Council tax support was cut by 30 per cent in Peterborough City Council’s 2013/14 budget after its government funding was reduced by £2.3 million, but despite further funding cuts the the figure has been kept the same since.

And on Monday it was agreed to maintain the figure at the current rate for another year from April as well as introduce a council tax discretionary hardship policy with a budget of £50,000.

The money will help people receiving council tax support who are experiencing significant financial hardship and who have demonstrated that they have made the effort to control their finances and seek advice.

Council cabinet member Councillor Peter Hiller said: “I stress that pensioner households remain exempt for this scheme.

“We believe the proposals stick to the right balance.”

The decision on council tax support comes as the council finalises its 2016/17 budget.

The council has already announced how it will tackle £12.1 million of the £19.6 million deficit it faces for the next financial year, and it will reveal at the end of the month how it plans to remove the remaining £7.5 million deficit.

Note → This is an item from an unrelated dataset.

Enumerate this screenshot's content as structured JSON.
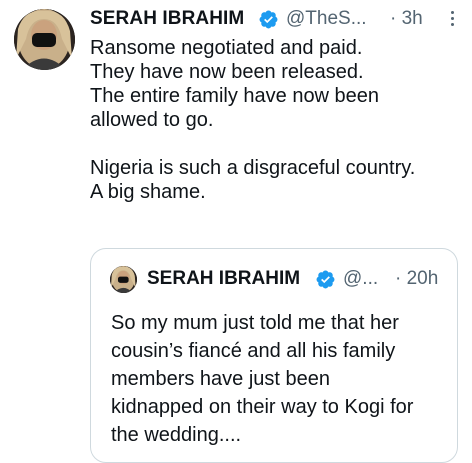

The most controversial reduction announced so far is a saving of £2 million each year until 2036/37 by repaying less of the capital debt, although in the long run this will mean paying back an extra £5.7 million due to increased interest payments.

A decision on whether to raise council tax has not yet been made, but a two per cent rise has currently been budgeted in for next year with a final decision to be made soon.

The council has frozen council tax for the last three years, and if it extends that for another 12 months then it will add to its deficit by £1.2 million.